The name of the game: Video game titles and trademark protection
Sometimes a video game’s title is one of the game development company’s most important assets. Properly selected, secured and promoted, it may constitute a valuable source of income for a long time. Therefore, at an early stage of work on the game, it is worth making an appropriate application to the register, bearing in mind that in the case of trademarks, the principle of “first come, first served” applies. A well-thought-out strategy for selecting and registering a video game title can also save a lot of nerves and money after the game is launched on the market.
The name of the game: Video game titles and trademark protection
Outsourcing in game development: Is it worth it?

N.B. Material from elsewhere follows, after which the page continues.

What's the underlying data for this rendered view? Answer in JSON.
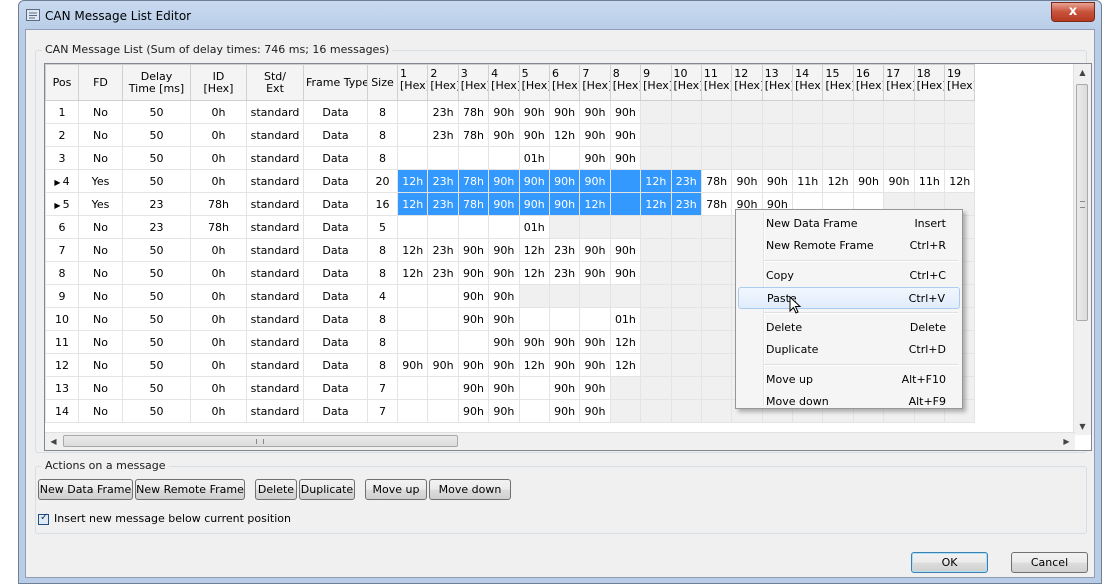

In the video game sector it is often necessary to draw on specialised knowledge from various fields (e.g. for graphic design projects). In such cases, it is increasingly common to cooperate with external experts by outsourcing certain processes. This form of cooperation carries many advantages, but if the conditions are not carefully framed it can create serious risks for the game development company.
Outsourcing in game development: Is it worth it?
Claiming the IP Box in the video game industry
The instrument popularly known as the “IP Box,” introduced on 1 January 2019, allows taxpayers to claim a lower, 5% rate of corporate income tax or personal income tax in their annual tax settlements for income generated from commercialisation of qualified intellectual property rights they have created or developed through R&D activity. In this article we discuss how to benefit from the IP Box in the game development industry, who is eligible for the IP Box, and the conditions that must be met.
Claiming the IP Box in the video game industry